EXERCISE INSTRUCTIONS
Output the entire listing that follows verbatim.

◆ ◆ ◆ ◆ ◆

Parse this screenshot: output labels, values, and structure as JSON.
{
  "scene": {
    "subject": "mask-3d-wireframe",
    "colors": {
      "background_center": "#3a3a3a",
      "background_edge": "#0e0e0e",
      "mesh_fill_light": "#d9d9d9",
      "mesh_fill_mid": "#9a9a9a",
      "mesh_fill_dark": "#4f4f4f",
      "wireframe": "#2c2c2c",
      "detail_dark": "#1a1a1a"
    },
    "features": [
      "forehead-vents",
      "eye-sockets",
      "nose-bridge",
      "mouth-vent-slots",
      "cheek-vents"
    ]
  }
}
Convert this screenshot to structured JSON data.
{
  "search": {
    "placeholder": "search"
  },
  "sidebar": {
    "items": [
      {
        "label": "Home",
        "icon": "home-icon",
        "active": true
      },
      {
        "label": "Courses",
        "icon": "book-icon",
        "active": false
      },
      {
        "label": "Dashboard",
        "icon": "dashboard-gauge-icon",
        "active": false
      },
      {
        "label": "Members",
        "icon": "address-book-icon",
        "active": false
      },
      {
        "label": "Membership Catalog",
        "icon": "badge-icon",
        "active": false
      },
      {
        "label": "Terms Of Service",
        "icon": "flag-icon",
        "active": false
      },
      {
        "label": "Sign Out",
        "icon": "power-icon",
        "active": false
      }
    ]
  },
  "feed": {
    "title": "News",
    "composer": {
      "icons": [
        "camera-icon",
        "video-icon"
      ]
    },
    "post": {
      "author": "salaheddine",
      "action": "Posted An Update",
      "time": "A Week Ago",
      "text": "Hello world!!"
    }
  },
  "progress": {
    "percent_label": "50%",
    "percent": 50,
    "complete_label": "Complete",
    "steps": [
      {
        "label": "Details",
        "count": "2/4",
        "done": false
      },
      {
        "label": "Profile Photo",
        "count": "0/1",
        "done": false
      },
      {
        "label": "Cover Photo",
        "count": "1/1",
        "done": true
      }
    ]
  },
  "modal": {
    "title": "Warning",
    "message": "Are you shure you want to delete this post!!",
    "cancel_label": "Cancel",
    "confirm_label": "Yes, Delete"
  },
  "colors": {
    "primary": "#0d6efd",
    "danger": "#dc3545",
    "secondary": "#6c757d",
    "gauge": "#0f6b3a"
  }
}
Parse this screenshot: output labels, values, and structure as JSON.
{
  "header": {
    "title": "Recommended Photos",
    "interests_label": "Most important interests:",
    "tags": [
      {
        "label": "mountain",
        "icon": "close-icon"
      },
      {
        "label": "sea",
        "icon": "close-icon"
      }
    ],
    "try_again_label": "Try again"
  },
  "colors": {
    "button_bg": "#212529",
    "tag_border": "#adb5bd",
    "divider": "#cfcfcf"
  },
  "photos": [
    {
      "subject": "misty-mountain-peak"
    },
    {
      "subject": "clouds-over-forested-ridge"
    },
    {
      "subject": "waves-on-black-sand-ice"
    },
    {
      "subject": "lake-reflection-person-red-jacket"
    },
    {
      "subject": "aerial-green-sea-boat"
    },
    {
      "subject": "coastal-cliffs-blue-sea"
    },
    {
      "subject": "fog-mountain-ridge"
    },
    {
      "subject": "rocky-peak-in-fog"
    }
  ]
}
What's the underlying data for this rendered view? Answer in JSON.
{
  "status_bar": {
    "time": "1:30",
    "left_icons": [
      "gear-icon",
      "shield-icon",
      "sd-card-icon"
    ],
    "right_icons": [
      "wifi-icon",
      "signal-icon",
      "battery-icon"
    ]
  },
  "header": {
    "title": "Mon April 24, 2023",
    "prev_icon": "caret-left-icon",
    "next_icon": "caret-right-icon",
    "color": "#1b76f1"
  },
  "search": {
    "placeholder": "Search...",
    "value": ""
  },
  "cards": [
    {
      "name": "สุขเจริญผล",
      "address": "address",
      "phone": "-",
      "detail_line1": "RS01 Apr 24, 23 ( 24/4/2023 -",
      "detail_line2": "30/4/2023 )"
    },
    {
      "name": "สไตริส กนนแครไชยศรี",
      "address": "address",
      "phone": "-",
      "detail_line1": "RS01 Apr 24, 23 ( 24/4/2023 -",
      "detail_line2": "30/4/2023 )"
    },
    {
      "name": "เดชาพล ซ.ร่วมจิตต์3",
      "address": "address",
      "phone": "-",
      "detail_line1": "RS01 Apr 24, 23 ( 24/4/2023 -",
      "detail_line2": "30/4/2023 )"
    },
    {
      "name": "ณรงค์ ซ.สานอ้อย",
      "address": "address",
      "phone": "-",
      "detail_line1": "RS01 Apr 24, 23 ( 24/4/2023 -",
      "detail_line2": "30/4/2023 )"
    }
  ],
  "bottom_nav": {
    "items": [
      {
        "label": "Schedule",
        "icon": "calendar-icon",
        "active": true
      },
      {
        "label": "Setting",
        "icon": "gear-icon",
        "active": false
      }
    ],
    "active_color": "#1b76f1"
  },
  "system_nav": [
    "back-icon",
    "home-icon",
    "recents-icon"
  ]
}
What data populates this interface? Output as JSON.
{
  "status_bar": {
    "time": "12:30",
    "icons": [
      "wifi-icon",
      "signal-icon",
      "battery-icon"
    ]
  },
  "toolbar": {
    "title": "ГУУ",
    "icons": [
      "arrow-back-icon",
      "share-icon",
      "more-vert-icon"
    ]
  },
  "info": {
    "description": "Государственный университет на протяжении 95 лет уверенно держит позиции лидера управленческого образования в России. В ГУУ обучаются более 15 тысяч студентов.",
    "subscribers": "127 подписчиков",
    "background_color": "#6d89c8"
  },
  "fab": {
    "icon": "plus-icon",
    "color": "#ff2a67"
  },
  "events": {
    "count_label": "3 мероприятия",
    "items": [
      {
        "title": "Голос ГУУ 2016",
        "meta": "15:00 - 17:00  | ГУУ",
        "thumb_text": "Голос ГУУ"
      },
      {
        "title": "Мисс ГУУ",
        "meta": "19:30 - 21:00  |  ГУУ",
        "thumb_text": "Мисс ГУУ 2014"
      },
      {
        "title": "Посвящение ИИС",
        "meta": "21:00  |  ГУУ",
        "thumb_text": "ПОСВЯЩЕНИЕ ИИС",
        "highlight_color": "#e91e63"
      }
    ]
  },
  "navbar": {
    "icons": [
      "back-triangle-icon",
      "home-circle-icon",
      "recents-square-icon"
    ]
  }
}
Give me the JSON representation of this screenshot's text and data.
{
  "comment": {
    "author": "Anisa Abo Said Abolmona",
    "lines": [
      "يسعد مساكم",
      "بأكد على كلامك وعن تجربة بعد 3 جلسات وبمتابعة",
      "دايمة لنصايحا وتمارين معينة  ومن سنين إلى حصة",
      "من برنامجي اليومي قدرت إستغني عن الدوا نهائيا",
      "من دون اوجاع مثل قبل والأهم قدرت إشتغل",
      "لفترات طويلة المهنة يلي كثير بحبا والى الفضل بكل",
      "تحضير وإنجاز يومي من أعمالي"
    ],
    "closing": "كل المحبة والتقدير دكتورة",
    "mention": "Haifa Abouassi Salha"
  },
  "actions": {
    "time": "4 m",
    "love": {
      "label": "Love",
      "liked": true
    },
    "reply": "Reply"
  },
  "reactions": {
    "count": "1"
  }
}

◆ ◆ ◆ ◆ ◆

RESPONSE BOX
Parse this screenshot: output labels, values, and structure as JSON.
{
  "scene": {
    "subject": "mask-3d-wireframe",
    "colors": {
      "background_center": "#3a3a3a",
      "background_edge": "#0e0e0e",
      "mesh_fill_light": "#d9d9d9",
      "mesh_fill_mid": "#9a9a9a",
      "mesh_fill_dark": "#4f4f4f",
      "wireframe": "#2c2c2c",
      "detail_dark": "#1a1a1a"
    },
    "features": [
      "forehead-vents",
      "eye-sockets",
      "nose-bridge",
      "mouth-vent-slots",
      "cheek-vents"
    ]
  }
}
Convert this screenshot to structured JSON data.
{
  "search": {
    "placeholder": "search"
  },
  "sidebar": {
    "items": [
      {
        "label": "Home",
        "icon": "home-icon",
        "active": true
      },
      {
        "label": "Courses",
        "icon": "book-icon",
        "active": false
      },
      {
        "label": "Dashboard",
        "icon": "dashboard-gauge-icon",
        "active": false
      },
      {
        "label": "Members",
        "icon": "address-book-icon",
        "active": false
      },
      {
        "label": "Membership Catalog",
        "icon": "badge-icon",
        "active": false
      },
      {
        "label": "Terms Of Service",
        "icon": "flag-icon",
        "active": false
      },
      {
        "label": "Sign Out",
        "icon": "power-icon",
        "active": false
      }
    ]
  },
  "feed": {
    "title": "News",
    "composer": {
      "icons": [
        "camera-icon",
        "video-icon"
      ]
    },
    "post": {
      "author": "salaheddine",
      "action": "Posted An Update",
      "time": "A Week Ago",
      "text": "Hello world!!"
    }
  },
  "progress": {
    "percent_label": "50%",
    "percent": 50,
    "complete_label": "Complete",
    "steps": [
      {
        "label": "Details",
        "count": "2/4",
        "done": false
      },
      {
        "label": "Profile Photo",
        "count": "0/1",
        "done": false
      },
      {
        "label": "Cover Photo",
        "count": "1/1",
        "done": true
      }
    ]
  },
  "modal": {
    "title": "Warning",
    "message": "Are you shure you want to delete this post!!",
    "cancel_label": "Cancel",
    "confirm_label": "Yes, Delete"
  },
  "colors": {
    "primary": "#0d6efd",
    "danger": "#dc3545",
    "secondary": "#6c757d",
    "gauge": "#0f6b3a"
  }
}
Parse this screenshot: output labels, values, and structure as JSON.
{
  "header": {
    "title": "Recommended Photos",
    "interests_label": "Most important interests:",
    "tags": [
      {
        "label": "mountain",
        "icon": "close-icon"
      },
      {
        "label": "sea",
        "icon": "close-icon"
      }
    ],
    "try_again_label": "Try again"
  },
  "colors": {
    "button_bg": "#212529",
    "tag_border": "#adb5bd",
    "divider": "#cfcfcf"
  },
  "photos": [
    {
      "subject": "misty-mountain-peak"
    },
    {
      "subject": "clouds-over-forested-ridge"
    },
    {
      "subject": "waves-on-black-sand-ice"
    },
    {
      "subject": "lake-reflection-person-red-jacket"
    },
    {
      "subject": "aerial-green-sea-boat"
    },
    {
      "subject": "coastal-cliffs-blue-sea"
    },
    {
      "subject": "fog-mountain-ridge"
    },
    {
      "subject": "rocky-peak-in-fog"
    }
  ]
}
What's the underlying data for this rendered view? Answer in JSON.
{
  "status_bar": {
    "time": "1:30",
    "left_icons": [
      "gear-icon",
      "shield-icon",
      "sd-card-icon"
    ],
    "right_icons": [
      "wifi-icon",
      "signal-icon",
      "battery-icon"
    ]
  },
  "header": {
    "title": "Mon April 24, 2023",
    "prev_icon": "caret-left-icon",
    "next_icon": "caret-right-icon",
    "color": "#1b76f1"
  },
  "search": {
    "placeholder": "Search...",
    "value": ""
  },
  "cards": [
    {
      "name": "สุขเจริญผล",
      "address": "address",
      "phone": "-",
      "detail_line1": "RS01 Apr 24, 23 ( 24/4/2023 -",
      "detail_line2": "30/4/2023 )"
    },
    {
      "name": "สไตริส กนนแครไชยศรี",
      "address": "address",
      "phone": "-",
      "detail_line1": "RS01 Apr 24, 23 ( 24/4/2023 -",
      "detail_line2": "30/4/2023 )"
    },
    {
      "name": "เดชาพล ซ.ร่วมจิตต์3",
      "address": "address",
      "phone": "-",
      "detail_line1": "RS01 Apr 24, 23 ( 24/4/2023 -",
      "detail_line2": "30/4/2023 )"
    },
    {
      "name": "ณรงค์ ซ.สานอ้อย",
      "address": "address",
      "phone": "-",
      "detail_line1": "RS01 Apr 24, 23 ( 24/4/2023 -",
      "detail_line2": "30/4/2023 )"
    }
  ],
  "bottom_nav": {
    "items": [
      {
        "label": "Schedule",
        "icon": "calendar-icon",
        "active": true
      },
      {
        "label": "Setting",
        "icon": "gear-icon",
        "active": false
      }
    ],
    "active_color": "#1b76f1"
  },
  "system_nav": [
    "back-icon",
    "home-icon",
    "recents-icon"
  ]
}
What data populates this interface? Output as JSON.
{
  "status_bar": {
    "time": "12:30",
    "icons": [
      "wifi-icon",
      "signal-icon",
      "battery-icon"
    ]
  },
  "toolbar": {
    "title": "ГУУ",
    "icons": [
      "arrow-back-icon",
      "share-icon",
      "more-vert-icon"
    ]
  },
  "info": {
    "description": "Государственный университет на протяжении 95 лет уверенно держит позиции лидера управленческого образования в России. В ГУУ обучаются более 15 тысяч студентов.",
    "subscribers": "127 подписчиков",
    "background_color": "#6d89c8"
  },
  "fab": {
    "icon": "plus-icon",
    "color": "#ff2a67"
  },
  "events": {
    "count_label": "3 мероприятия",
    "items": [
      {
        "title": "Голос ГУУ 2016",
        "meta": "15:00 - 17:00  | ГУУ",
        "thumb_text": "Голос ГУУ"
      },
      {
        "title": "Мисс ГУУ",
        "meta": "19:30 - 21:00  |  ГУУ",
        "thumb_text": "Мисс ГУУ 2014"
      },
      {
        "title": "Посвящение ИИС",
        "meta": "21:00  |  ГУУ",
        "thumb_text": "ПОСВЯЩЕНИЕ ИИС",
        "highlight_color": "#e91e63"
      }
    ]
  },
  "navbar": {
    "icons": [
      "back-triangle-icon",
      "home-circle-icon",
      "recents-square-icon"
    ]
  }
}
Give me the JSON representation of this screenshot's text and data.
{
  "comment": {
    "author": "Anisa Abo Said Abolmona",
    "lines": [
      "يسعد مساكم",
      "بأكد على كلامك وعن تجربة بعد 3 جلسات وبمتابعة",
      "دايمة لنصايحا وتمارين معينة  ومن سنين إلى حصة",
      "من برنامجي اليومي قدرت إستغني عن الدوا نهائيا",
      "من دون اوجاع مثل قبل والأهم قدرت إشتغل",
      "لفترات طويلة المهنة يلي كثير بحبا والى الفضل بكل",
      "تحضير وإنجاز يومي من أعمالي"
    ],
    "closing": "كل المحبة والتقدير دكتورة",
    "mention": "Haifa Abouassi Salha"
  },
  "actions": {
    "time": "4 m",
    "love": {
      "label": "Love",
      "liked": true
    },
    "reply": "Reply"
  },
  "reactions": {
    "count": "1"
  }
}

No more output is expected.